As a redshirt junior, Williams showed the production that every team looks for in their number one receiver. He recorded over 1,300 yards receiving on 98 receptions for 11 touchdowns on the national championship winning squad. He had four games where he recorded over 100 yards receiving and at least one touchdown. In the National Championship game against the best defense in college, Williams had eight receptions for 94 yards and a crucial fourth-quarter touchdown.

When you first turn on the tape for Williams, the first thing you notice is just how big he is. At 6’4’’ 218lbs, he is easily one of the biggest wide receiver prospects in the draft. Williams uses that size to make contested catches and redefine what a “50/50” ball is. He has the body control and catch radius to give quarterbacks a bigger margin of error. On the Los Angeles Chargers, he’ll have the benefit of playing with one of the best quarterbacks in the game in Phillip Rivers. With Rivers throwing the ball, Williams will have an easier transition from college than most wideouts and will be a day one starter for the Chargers.

1. Corey Davis

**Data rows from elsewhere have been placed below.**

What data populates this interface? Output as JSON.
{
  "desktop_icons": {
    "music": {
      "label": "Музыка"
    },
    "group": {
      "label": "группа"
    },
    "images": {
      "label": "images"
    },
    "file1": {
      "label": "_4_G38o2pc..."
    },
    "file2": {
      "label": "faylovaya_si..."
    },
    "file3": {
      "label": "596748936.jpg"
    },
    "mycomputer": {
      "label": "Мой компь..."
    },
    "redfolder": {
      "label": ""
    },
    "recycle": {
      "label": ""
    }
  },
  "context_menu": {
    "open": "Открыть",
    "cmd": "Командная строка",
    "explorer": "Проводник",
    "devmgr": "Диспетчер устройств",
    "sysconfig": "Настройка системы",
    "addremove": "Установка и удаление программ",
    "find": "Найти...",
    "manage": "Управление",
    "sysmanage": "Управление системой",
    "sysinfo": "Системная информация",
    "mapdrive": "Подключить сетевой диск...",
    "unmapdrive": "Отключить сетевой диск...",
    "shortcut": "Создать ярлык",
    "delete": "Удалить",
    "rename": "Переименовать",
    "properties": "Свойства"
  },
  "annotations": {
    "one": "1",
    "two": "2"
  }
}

Of all the wide receivers in the 2017 Draft, Davis has the arguably the highest ceiling. Davis has all the production you can ask for out of a college wideout. In each of his final three seasons, Davis recorded over 1,400 yards and at least 12 touchdowns. His senior season stood out as he recorded 1,500 yards on 97 receptions and scored 19 touchdowns. Davis earned First Team All-American and MAC Offensive Player of the Year honors in 2016 and finished his college career as the all-time leader in FBS receiving yards by over 200 yards.

Davis uses has the size and speed combo to become a number one receiver in the NFL. At 6’3’’ 209lbs he has the burst and long stride speed to break away from defensive backs. He does an excellent job tracking then attacking the ball while it’s in the air. After the catch, Davis was perhaps the most dangerous receiver in college. He has a stiff arm that makes defenders rethink their decisions and can shake corners out of their cleats. Davis suffered an ankle injury that restricted him from participating in the pre-draft process but should be fine heading into training camp.

When Davis returns to the field he’ll be joining an up and coming team in the Tennessee Titans. The Titans have their quarterback of the future in Marcus Mariota and a workhorse running back in Demarco Murray. Davis provides them with a number one receiver who defenses must give attention to on every play. The Titians have only one veteran pass catcher, Delanie Walker and are in dire need of a receiver like Davis to come in and immediately change the complexity of this offense.